Since the emotional distress experienced among bereaved mothers and fathers can range from anger to guilt and depression, acknowledging and expressing ones grief can aid in healing. Similar to other losses due to death, bereaved parents can benefit from openly expressing themselves with empathetic support people and professionals. Whether their story includes reflecting on the specific thoughts and emotions experienced before, during and following the loss or sharing the anticipated life the grieving parents expected to have. The bereaved must acknowledge what was loss in order to heal the wound that the loss left behind.
If you or a loved one has experienced pregnancy loss or a miscarriage, please rest assured that you are not alone, and acknowledgment starts with you. When you can accept that there was a loss of life, you can in turn validate your right to grieve. Even if those around you are struggling to offer validation, self-validation can hold the key to healing.
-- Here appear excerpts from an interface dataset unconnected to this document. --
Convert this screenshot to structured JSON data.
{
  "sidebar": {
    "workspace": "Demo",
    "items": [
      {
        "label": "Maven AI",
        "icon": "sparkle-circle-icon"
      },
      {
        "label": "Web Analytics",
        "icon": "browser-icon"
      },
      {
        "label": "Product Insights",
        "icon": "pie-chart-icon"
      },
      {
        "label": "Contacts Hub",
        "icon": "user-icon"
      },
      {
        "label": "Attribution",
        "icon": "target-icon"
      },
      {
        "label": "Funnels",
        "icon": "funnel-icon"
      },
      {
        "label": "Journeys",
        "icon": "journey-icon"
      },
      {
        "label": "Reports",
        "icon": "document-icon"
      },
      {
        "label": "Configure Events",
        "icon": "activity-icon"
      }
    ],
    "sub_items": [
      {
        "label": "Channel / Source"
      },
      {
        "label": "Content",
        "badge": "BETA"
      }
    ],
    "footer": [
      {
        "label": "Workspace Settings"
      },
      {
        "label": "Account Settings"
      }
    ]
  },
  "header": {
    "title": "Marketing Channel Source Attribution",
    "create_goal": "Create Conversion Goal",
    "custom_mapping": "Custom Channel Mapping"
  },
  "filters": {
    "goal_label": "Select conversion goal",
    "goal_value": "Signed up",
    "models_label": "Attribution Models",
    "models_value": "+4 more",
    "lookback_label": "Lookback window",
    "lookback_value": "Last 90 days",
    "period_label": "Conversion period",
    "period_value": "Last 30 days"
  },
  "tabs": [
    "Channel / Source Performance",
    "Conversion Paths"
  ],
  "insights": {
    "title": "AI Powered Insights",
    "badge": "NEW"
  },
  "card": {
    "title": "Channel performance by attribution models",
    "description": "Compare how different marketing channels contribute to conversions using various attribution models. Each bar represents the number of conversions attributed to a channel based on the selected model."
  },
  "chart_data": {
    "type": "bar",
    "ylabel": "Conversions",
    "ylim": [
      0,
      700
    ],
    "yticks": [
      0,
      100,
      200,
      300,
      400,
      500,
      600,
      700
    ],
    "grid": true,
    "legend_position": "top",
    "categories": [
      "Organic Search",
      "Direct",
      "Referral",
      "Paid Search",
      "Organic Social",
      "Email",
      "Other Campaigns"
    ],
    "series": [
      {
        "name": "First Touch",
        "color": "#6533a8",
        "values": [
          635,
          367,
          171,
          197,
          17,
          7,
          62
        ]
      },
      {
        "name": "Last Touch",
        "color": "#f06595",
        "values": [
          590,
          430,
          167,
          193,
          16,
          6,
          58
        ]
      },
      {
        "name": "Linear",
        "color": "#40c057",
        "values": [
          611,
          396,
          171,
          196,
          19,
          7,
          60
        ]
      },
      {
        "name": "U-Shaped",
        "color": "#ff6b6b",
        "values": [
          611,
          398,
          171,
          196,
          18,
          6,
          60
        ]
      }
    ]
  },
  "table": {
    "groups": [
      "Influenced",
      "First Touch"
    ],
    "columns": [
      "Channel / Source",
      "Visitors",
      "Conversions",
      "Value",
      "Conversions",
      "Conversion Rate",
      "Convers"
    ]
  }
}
While seeking support from a professional does not replace support from loved one, having a safe place to begin the process of grief can guide you through the process.
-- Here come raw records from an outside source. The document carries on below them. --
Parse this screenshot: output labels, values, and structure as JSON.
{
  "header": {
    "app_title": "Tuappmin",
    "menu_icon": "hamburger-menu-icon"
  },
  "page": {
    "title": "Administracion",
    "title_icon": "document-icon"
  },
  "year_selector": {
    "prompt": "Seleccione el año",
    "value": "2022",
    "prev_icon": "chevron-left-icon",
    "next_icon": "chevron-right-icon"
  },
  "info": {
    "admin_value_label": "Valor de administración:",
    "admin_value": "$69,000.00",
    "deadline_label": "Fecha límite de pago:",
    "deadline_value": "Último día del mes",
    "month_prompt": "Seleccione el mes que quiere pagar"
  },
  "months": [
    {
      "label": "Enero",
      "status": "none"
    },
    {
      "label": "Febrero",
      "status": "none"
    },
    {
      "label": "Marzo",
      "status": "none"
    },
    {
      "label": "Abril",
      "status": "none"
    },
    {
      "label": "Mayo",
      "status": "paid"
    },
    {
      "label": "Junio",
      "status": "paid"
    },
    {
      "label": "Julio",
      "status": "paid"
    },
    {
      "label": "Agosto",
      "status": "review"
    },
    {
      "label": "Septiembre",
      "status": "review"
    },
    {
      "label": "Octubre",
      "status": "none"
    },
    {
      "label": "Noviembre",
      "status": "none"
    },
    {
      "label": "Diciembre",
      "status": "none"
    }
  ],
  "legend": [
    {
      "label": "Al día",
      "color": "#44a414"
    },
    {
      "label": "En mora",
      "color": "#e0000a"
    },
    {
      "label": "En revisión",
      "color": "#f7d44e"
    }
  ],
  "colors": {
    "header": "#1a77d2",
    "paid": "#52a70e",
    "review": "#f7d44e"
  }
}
While the grieving process is very personal and complex, there are a few helpful suggestions that could aid in healing.
Identify safe people with whom you feel comfortable sharing your story. This could be a partner, friends or family, but can also be achieved by joining a grief support group.
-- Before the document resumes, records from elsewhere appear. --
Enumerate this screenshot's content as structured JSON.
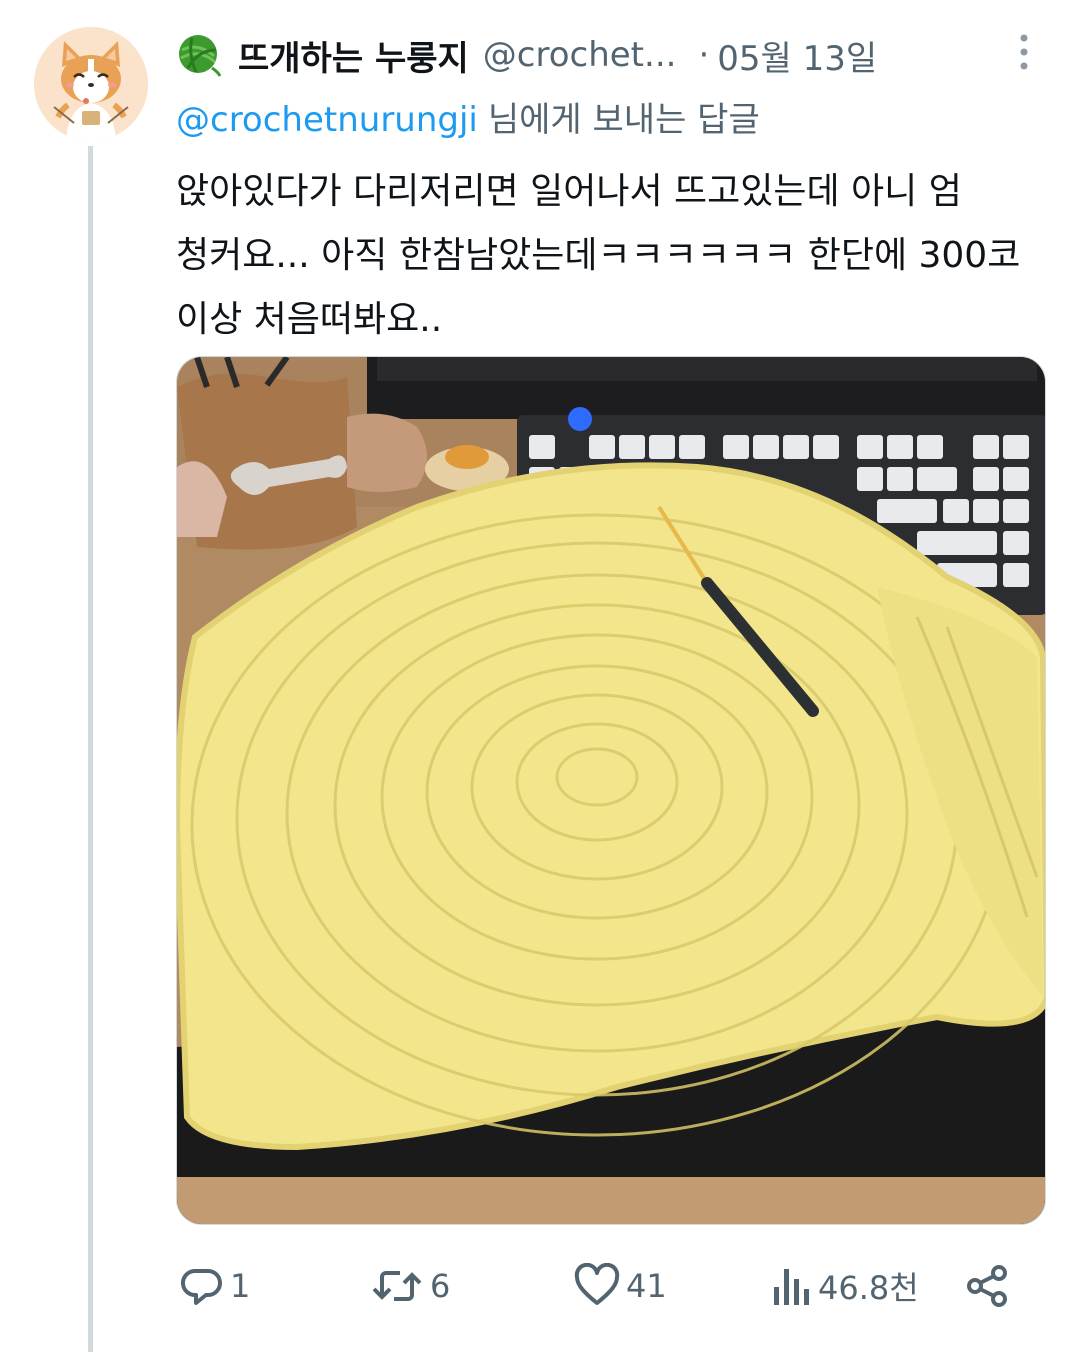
{
  "tweet": {
    "display_name": "뜨개하는 누룽지",
    "handle": "@crochet...",
    "dot": "·",
    "date": "05월 13일",
    "reply_to_handle": "@crochetnurungji",
    "reply_suffix": "님에게 보내는 답글",
    "text_lines": [
      "앉아있다가 다리저리면 일어나서 뜨고있는데 아니 엄",
      "청커요... 아직 한참남았는데ㅋㅋㅋㅋㅋㅋ 한단에 300코",
      "이상 처음떠봐요.."
    ]
  },
  "actions": {
    "reply_count": "1",
    "retweet_count": "6",
    "like_count": "41",
    "view_count": "46.8천"
  },
  "icons": {
    "avatar": "corgi-avatar",
    "badge": "yarn-ball-icon",
    "more": "more-vertical-icon",
    "reply": "reply-icon",
    "retweet": "retweet-icon",
    "like": "heart-icon",
    "views": "views-chart-icon",
    "share": "share-icon"
  },
  "colors": {
    "text_primary": "#0f1419",
    "text_secondary": "#536471",
    "link": "#1d9bf0",
    "thread_line": "#cfd9de",
    "yarn_green": "#3c9a2e",
    "crochet_yellow": "#f2e58c"
  }
}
Consider what rituals will help you honor and acknowledge the loss, and practice the ritual. Without a body to bury, a funeral may be out of the question. But a intimate or social gathering where support and condolences can be received may be helpful.
Express your thoughts and feelings is whatever manner feels natural. Journaling, drawing, talking, crying are all ways to release emotions and honor your experience.
Resist and challenge shame-based, critical self-talk as a way to limit negative grief-related emotions. Creating self-affirming, compassionate scripts to draw from when negative self-talk creeps in. This can be done by posting encouraging words around your home, for easy access reminders.
Accept help when offered. Strength only happens when you carry something heavy, but not all burdens have to be carried alone. When navigating grief, accepting help is never a sign of weakness. If someone offers support, trust that they are offering support because they want to help. You are not being a burden.
Grief exists in the proverbial eye of the beholder. According to Carl Jung, "the shoe that fits one pinches another". Therefore, there is no perfect recipe, ritual, or response to grief that suits everyone. As outsiders, it is not our job to advise the bereaved how to grieve. For we cannot tell someone what hurts them, we can merely listen, validate and be there.
Be well my friends, and live present
Brier, N. (2008). Grief following miscarriage: A comprehensive review of the literature. Journal of Women’s Health, 17(1), 451-464
Rinehart, M.S. and Kiselica, M.S (2010). Helping men with the trauma of miscarriage. Psychotherapy Theory, Research, Practice, Training, 47(3), 288-295
Wojnar, D. , Swanson, K. & Adolfsson, A.S. (2011). Confronting the inevitable: A conceptual model of miscarriage for use in clinical practice and research. Death Studies, 35(1), 536-558